Since the mobile phone was first introduced in 1973, it has revolutionised the way in which people communicate with one another. Previously communication required either a fixed landline telephone or a face-to-face conversation, but as a result communication could often be logistically problematic. A landline owner may not always be at home to receive the call, and face-to-face communication is not always a possibility. Mobile phones bridged this gap, allowing people to communicate vocally or non-vocally via mobile messaging regardless of geographical location. In this day and age, communication can take place virtually anywhere and everywhere as long as your mobile phone can receive a signal.
However over the last decade there has been a decline in overall voice communication and an increase in non-vocal communication such as SMS messaging. Research by Nielsen1 has shown that the average teenager sends over 3300 SMS messages each month with other studies showing that SMS messaging usage has surpassed that of verbal speech and is the feature that mobile phone owners use the most. Facts such as these indicate that mobile messaging is largely taking over as the primary means of mobile communication, especially in the younger generation who have been raised surrounded by the technology since birth. The uses of SMS also span further than the purely personal. Businesses use SMS marketing as a means of attracting attention to current offers and deals for a wide number of reasons. For instance SMS messages are more likely to be read than emails and are likely to yield a much better response than cold calling or automated adverts left on voice-mails.

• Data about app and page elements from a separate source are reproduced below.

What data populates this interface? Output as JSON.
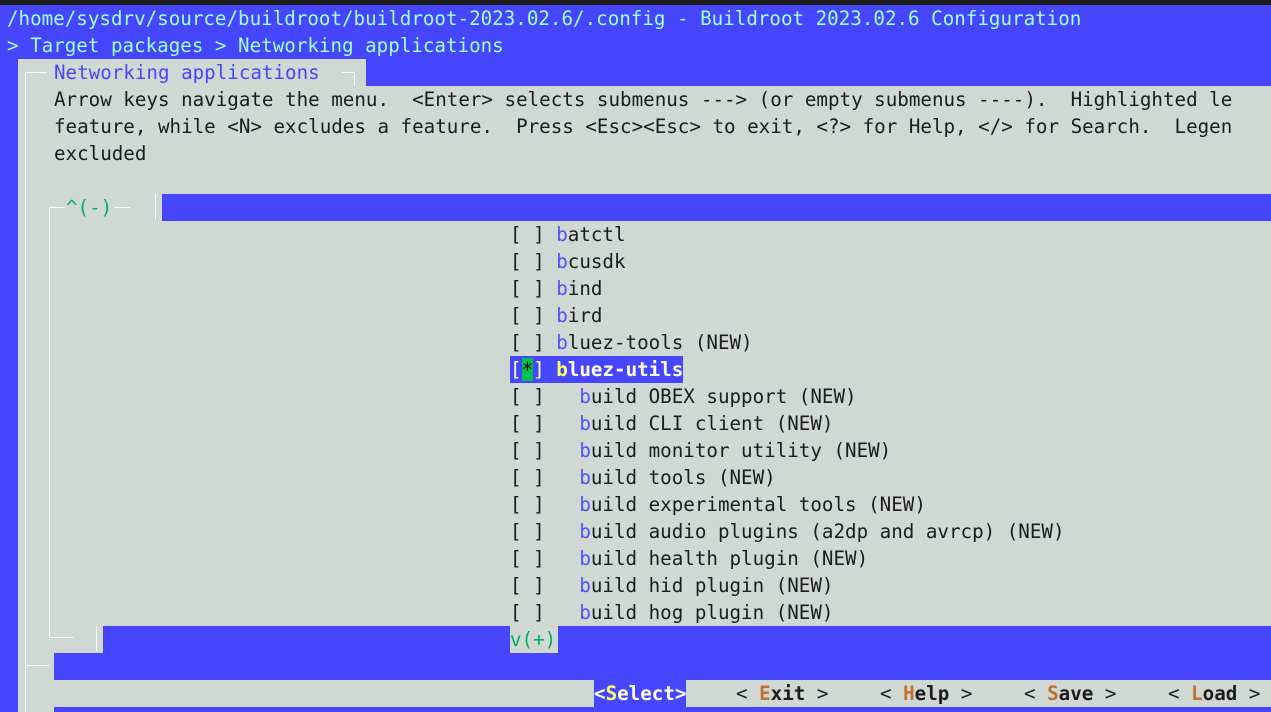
{
  "window": {
    "title": "/home/sysdrv/source/buildroot/buildroot-2023.02.6/.config - Buildroot 2023.02.6 Configuration",
    "breadcrumb": "> Target packages > Networking applications"
  },
  "dialog": {
    "title": "Networking applications",
    "help_lines": [
      "Arrow keys navigate the menu.  <Enter> selects submenus ---> (or empty submenus ----).  Highlighted le",
      "feature, while <N> excludes a feature.  Press <Esc><Esc> to exit, <?> for Help, </> for Search.  Legen",
      "excluded"
    ],
    "scroll_up": "^(-)",
    "scroll_down": "v(+)"
  },
  "menu": {
    "items": [
      {
        "box": "[ ]",
        "hot": "b",
        "rest": "atctl",
        "indent": false,
        "selected": false
      },
      {
        "box": "[ ]",
        "hot": "b",
        "rest": "cusdk",
        "indent": false,
        "selected": false
      },
      {
        "box": "[ ]",
        "hot": "b",
        "rest": "ind",
        "indent": false,
        "selected": false
      },
      {
        "box": "[ ]",
        "hot": "b",
        "rest": "ird",
        "indent": false,
        "selected": false
      },
      {
        "box": "[ ]",
        "hot": "b",
        "rest": "luez-tools (NEW)",
        "indent": false,
        "selected": false
      },
      {
        "box": "[*]",
        "hot": "b",
        "rest": "luez-utils",
        "indent": false,
        "selected": true
      },
      {
        "box": "[ ]",
        "hot": "b",
        "rest": "uild OBEX support (NEW)",
        "indent": true,
        "selected": false
      },
      {
        "box": "[ ]",
        "hot": "b",
        "rest": "uild CLI client (NEW)",
        "indent": true,
        "selected": false
      },
      {
        "box": "[ ]",
        "hot": "b",
        "rest": "uild monitor utility (NEW)",
        "indent": true,
        "selected": false
      },
      {
        "box": "[ ]",
        "hot": "b",
        "rest": "uild tools (NEW)",
        "indent": true,
        "selected": false
      },
      {
        "box": "[ ]",
        "hot": "b",
        "rest": "uild experimental tools (NEW)",
        "indent": true,
        "selected": false
      },
      {
        "box": "[ ]",
        "hot": "b",
        "rest": "uild audio plugins (a2dp and avrcp) (NEW)",
        "indent": true,
        "selected": false
      },
      {
        "box": "[ ]",
        "hot": "b",
        "rest": "uild health plugin (NEW)",
        "indent": true,
        "selected": false
      },
      {
        "box": "[ ]",
        "hot": "b",
        "rest": "uild hid plugin (NEW)",
        "indent": true,
        "selected": false
      },
      {
        "box": "[ ]",
        "hot": "b",
        "rest": "uild hog plugin (NEW)",
        "indent": true,
        "selected": false
      }
    ]
  },
  "buttons": [
    {
      "pre": "<",
      "key": "S",
      "rest": "elect",
      "post": ">",
      "selected": true
    },
    {
      "pre": "< ",
      "key": "E",
      "rest": "xit",
      "post": " >",
      "selected": false
    },
    {
      "pre": "< ",
      "key": "H",
      "rest": "elp",
      "post": " >",
      "selected": false
    },
    {
      "pre": "< ",
      "key": "S",
      "rest": "ave",
      "post": " >",
      "selected": false
    },
    {
      "pre": "< ",
      "key": "L",
      "rest": "oad",
      "post": " >",
      "selected": false
    }
  ]
}
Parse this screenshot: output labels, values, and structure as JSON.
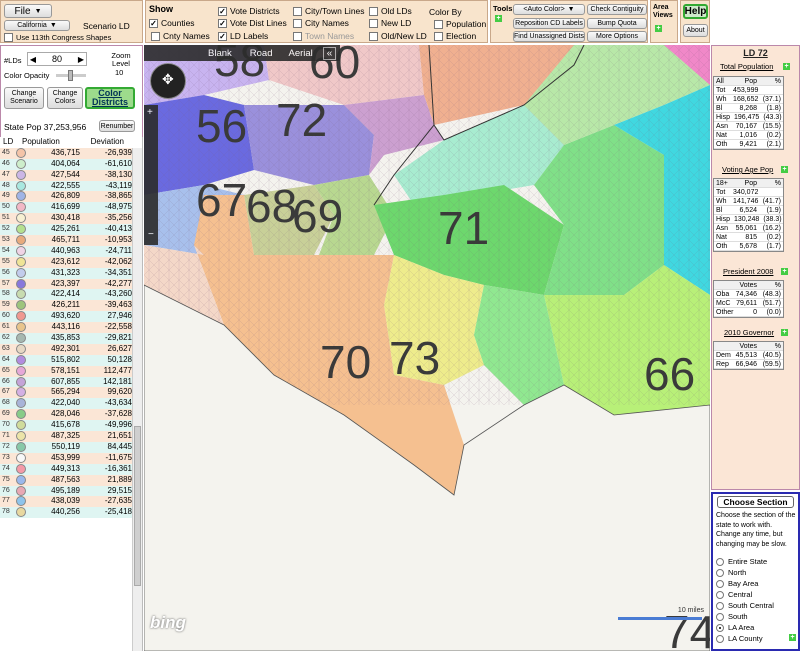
{
  "file": {
    "label": "File",
    "state": "California",
    "mode_label": "Scenario LD",
    "shapes_checkbox": "Use 113th Congress Shapes"
  },
  "show": {
    "heading": "Show",
    "items": [
      {
        "label": "Counties",
        "checked": true
      },
      {
        "label": "Vote Districts",
        "checked": true
      },
      {
        "label": "City/Town Lines",
        "checked": false
      },
      {
        "label": "Old LDs",
        "checked": false
      },
      {
        "label": "Cnty Names",
        "checked": false
      },
      {
        "label": "Vote Dist Lines",
        "checked": true
      },
      {
        "label": "City Names",
        "checked": false
      },
      {
        "label": "New LD",
        "checked": false
      },
      {
        "label": "LD Labels",
        "checked": true
      },
      {
        "label": "Town Names",
        "checked": false,
        "disabled": true
      },
      {
        "label": "Old/New LD",
        "checked": false
      }
    ],
    "color_by_heading": "Color By",
    "color_by": [
      {
        "label": "Population",
        "checked": false
      },
      {
        "label": "Election",
        "checked": false
      }
    ]
  },
  "tools": {
    "heading": "Tools",
    "auto_color": "<Auto Color>",
    "buttons": [
      "Check Contiguity",
      "Reposition CD Labels",
      "Bump Quota",
      "Find Unassigned Dists",
      "More Options"
    ]
  },
  "area_views": {
    "heading": "Area Views"
  },
  "help": {
    "help_label": "Help",
    "about_label": "About"
  },
  "left": {
    "lds_label": "#LDs",
    "lds_value": "80",
    "zoom_label": "Zoom Level",
    "zoom_value": "10",
    "opacity_label": "Color Opacity",
    "change_scenario": "Change Scenario",
    "change_colors": "Change Colors",
    "color_districts": "Color Districts",
    "state_pop_label": "State Pop",
    "state_pop_value": "37,253,956",
    "renumber": "Renumber",
    "table_headers": [
      "LD",
      "Population",
      "Deviation"
    ],
    "rows": [
      {
        "ld": "45",
        "pop": "436,715",
        "dev": "-26,939",
        "color": "#f4c4a8",
        "bg": "#fbe6d6"
      },
      {
        "ld": "46",
        "pop": "404,064",
        "dev": "-61,610",
        "color": "#cdeecb",
        "bg": "#dff5f2"
      },
      {
        "ld": "47",
        "pop": "427,544",
        "dev": "-38,130",
        "color": "#ccb6e6",
        "bg": "#fbe6d6"
      },
      {
        "ld": "48",
        "pop": "422,555",
        "dev": "-43,119",
        "color": "#a9e8e0",
        "bg": "#dff5f2"
      },
      {
        "ld": "49",
        "pop": "426,809",
        "dev": "-38,865",
        "color": "#a0b4e6",
        "bg": "#fbe6d6"
      },
      {
        "ld": "50",
        "pop": "416,699",
        "dev": "-48,975",
        "color": "#f2b8c6",
        "bg": "#dff5f2"
      },
      {
        "ld": "51",
        "pop": "430,418",
        "dev": "-35,256",
        "color": "#f7f0d2",
        "bg": "#fbe6d6"
      },
      {
        "ld": "52",
        "pop": "425,261",
        "dev": "-40,413",
        "color": "#b5e08f",
        "bg": "#dff5f2"
      },
      {
        "ld": "53",
        "pop": "465,711",
        "dev": "-10,953",
        "color": "#e8aa7c",
        "bg": "#fbe6d6"
      },
      {
        "ld": "54",
        "pop": "440,963",
        "dev": "-24,711",
        "color": "#f0d4e6",
        "bg": "#dff5f2"
      },
      {
        "ld": "55",
        "pop": "423,612",
        "dev": "-42,062",
        "color": "#efe496",
        "bg": "#fbe6d6"
      },
      {
        "ld": "56",
        "pop": "431,323",
        "dev": "-34,351",
        "color": "#c2ccec",
        "bg": "#dff5f2"
      },
      {
        "ld": "57",
        "pop": "423,397",
        "dev": "-42,277",
        "color": "#8878dc",
        "bg": "#fbe6d6"
      },
      {
        "ld": "58",
        "pop": "422,414",
        "dev": "-43,260",
        "color": "#c8dcb0",
        "bg": "#dff5f2"
      },
      {
        "ld": "59",
        "pop": "426,211",
        "dev": "-39,463",
        "color": "#9ec47c",
        "bg": "#fbe6d6"
      },
      {
        "ld": "60",
        "pop": "493,620",
        "dev": "27,946",
        "color": "#f09890",
        "bg": "#dff5f2"
      },
      {
        "ld": "61",
        "pop": "443,116",
        "dev": "-22,558",
        "color": "#e8c48c",
        "bg": "#fbe6d6"
      },
      {
        "ld": "62",
        "pop": "435,853",
        "dev": "-29,821",
        "color": "#a6b8b0",
        "bg": "#dff5f2"
      },
      {
        "ld": "63",
        "pop": "492,301",
        "dev": "26,627",
        "color": "#e6d8c4",
        "bg": "#fbe6d6"
      },
      {
        "ld": "64",
        "pop": "515,802",
        "dev": "50,128",
        "color": "#b28ce0",
        "bg": "#dff5f2"
      },
      {
        "ld": "65",
        "pop": "578,151",
        "dev": "112,477",
        "color": "#e6a8d8",
        "bg": "#fbe6d6"
      },
      {
        "ld": "66",
        "pop": "607,855",
        "dev": "142,181",
        "color": "#c4a4d8",
        "bg": "#dff5f2"
      },
      {
        "ld": "67",
        "pop": "565,294",
        "dev": "99,620",
        "color": "#d4b0e4",
        "bg": "#fbe6d6"
      },
      {
        "ld": "68",
        "pop": "422,040",
        "dev": "-43,634",
        "color": "#a8b4d8",
        "bg": "#dff5f2"
      },
      {
        "ld": "69",
        "pop": "428,046",
        "dev": "-37,628",
        "color": "#88cc88",
        "bg": "#fbe6d6"
      },
      {
        "ld": "70",
        "pop": "415,678",
        "dev": "-49,996",
        "color": "#d0dc9c",
        "bg": "#dff5f2"
      },
      {
        "ld": "71",
        "pop": "487,325",
        "dev": "21,651",
        "color": "#ece4a8",
        "bg": "#fbe6d6"
      },
      {
        "ld": "72",
        "pop": "550,119",
        "dev": "84,445",
        "color": "#88c8a8",
        "bg": "#dff5f2"
      },
      {
        "ld": "73",
        "pop": "453,999",
        "dev": "-11,675",
        "color": "#f8f8f8",
        "bg": "#fbe6d6"
      },
      {
        "ld": "74",
        "pop": "449,313",
        "dev": "-16,361",
        "color": "#f49aa8",
        "bg": "#dff5f2"
      },
      {
        "ld": "75",
        "pop": "487,563",
        "dev": "21,889",
        "color": "#9ab8ec",
        "bg": "#fbe6d6"
      },
      {
        "ld": "76",
        "pop": "495,189",
        "dev": "29,515",
        "color": "#e8a8b4",
        "bg": "#dff5f2"
      },
      {
        "ld": "77",
        "pop": "438,039",
        "dev": "-27,635",
        "color": "#8ec4ec",
        "bg": "#fbe6d6"
      },
      {
        "ld": "78",
        "pop": "440,256",
        "dev": "-25,418",
        "color": "#e8d8a0",
        "bg": "#dff5f2"
      }
    ]
  },
  "map": {
    "views": [
      "Blank",
      "Road",
      "Aerial"
    ],
    "collapse": "«",
    "logo": "bing",
    "labels": [
      {
        "text": "58"
      },
      {
        "text": "60"
      },
      {
        "text": "56"
      },
      {
        "text": "72"
      },
      {
        "text": "67"
      },
      {
        "text": "68"
      },
      {
        "text": "69"
      },
      {
        "text": "71"
      },
      {
        "text": "70"
      },
      {
        "text": "73"
      },
      {
        "text": "66"
      },
      {
        "text": "74"
      }
    ],
    "scale_text": "10 miles"
  },
  "stats": {
    "title": "LD 72",
    "total_pop_heading": "Total Population",
    "total_pop": [
      [
        "All",
        "Pop",
        "%"
      ],
      [
        "Tot",
        "453,999",
        ""
      ],
      [
        "Wh",
        "168,652",
        "(37.1)"
      ],
      [
        "Bl",
        "8,268",
        "(1.8)"
      ],
      [
        "Hisp",
        "196,475",
        "(43.3)"
      ],
      [
        "Asn",
        "70,167",
        "(15.5)"
      ],
      [
        "Nat",
        "1,016",
        "(0.2)"
      ],
      [
        "Oth",
        "9,421",
        "(2.1)"
      ]
    ],
    "vap_heading": "Voting Age Pop",
    "vap": [
      [
        "18+",
        "Pop",
        "%"
      ],
      [
        "Tot",
        "340,072",
        ""
      ],
      [
        "Wh",
        "141,746",
        "(41.7)"
      ],
      [
        "Bl",
        "6,524",
        "(1.9)"
      ],
      [
        "Hisp",
        "130,248",
        "(38.3)"
      ],
      [
        "Asn",
        "55,061",
        "(16.2)"
      ],
      [
        "Nat",
        "815",
        "(0.2)"
      ],
      [
        "Oth",
        "5,678",
        "(1.7)"
      ]
    ],
    "pres_heading": "President 2008",
    "pres": [
      [
        "",
        "Votes",
        "%"
      ],
      [
        "Oba",
        "74,346",
        "(48.3)"
      ],
      [
        "McC",
        "79,611",
        "(51.7)"
      ],
      [
        "Other",
        "0",
        "(0.0)"
      ]
    ],
    "gov_heading": "2010 Governor",
    "gov": [
      [
        "",
        "Votes",
        "%"
      ],
      [
        "Dem",
        "45,513",
        "(40.5)"
      ],
      [
        "Rep",
        "66,946",
        "(59.5)"
      ]
    ]
  },
  "section": {
    "title": "Choose Section",
    "desc": "Choose the section of the state to work with. Change any time, but changing may be slow.",
    "options": [
      {
        "label": "Entire State",
        "selected": false
      },
      {
        "label": "North",
        "selected": false
      },
      {
        "label": "Bay Area",
        "selected": false
      },
      {
        "label": "Central",
        "selected": false
      },
      {
        "label": "South Central",
        "selected": false
      },
      {
        "label": "South",
        "selected": false
      },
      {
        "label": "LA Area",
        "selected": true
      },
      {
        "label": "LA County",
        "selected": false
      }
    ]
  }
}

Yet it is important to remember that SMS messaging is not the only means of communication on mobile phones. With the rise of smart phones and the increasing availability of mobile internet, a wide range of ways to communicate have emerged. Applications such as WhatsApp, Viber and Ping allow smart phone users to exchange messages and phone calls free of charge. As long as the application is installed, users can communicate with one another at no extra cost. This is because applications such as Viber and WhatsApp use the same internet allowance that usually comes pre-paid with a mobile phone contract and do not require an additional “in application” purchase. Such applications have a range of benefits over traditional SMS and voice calls; social arrangements for example are much easier to arrange as messages about events are received and replied to almost instantaneously.
Because of the widespread availability of these applications it could be argued that non-vocal forms of communication have exceeded voice calls as the primary form of mobile communication. Social lives are much easier to organise and plans can be arranged much faster than they were in the past. The voice call still has its uses and it should be noted that all these new applications still offer the option of verbally communicating with other users. Viber for example boasts voice calls of a superior sound quality than that of the standard telephone call. Such throwbacks to the past however do not disguise that personal SMS messaging for individuals and SMS marketing for businesses still appear to be the future of mobile communication.
This is an article submitted by guest writer David Veibl. David is writing on behalf of Silverstreet, a specialist in Mobile Messaging (SMS) with global MT termination options (over 800 networks), international bulk SMS provider and SMS gateway provider company.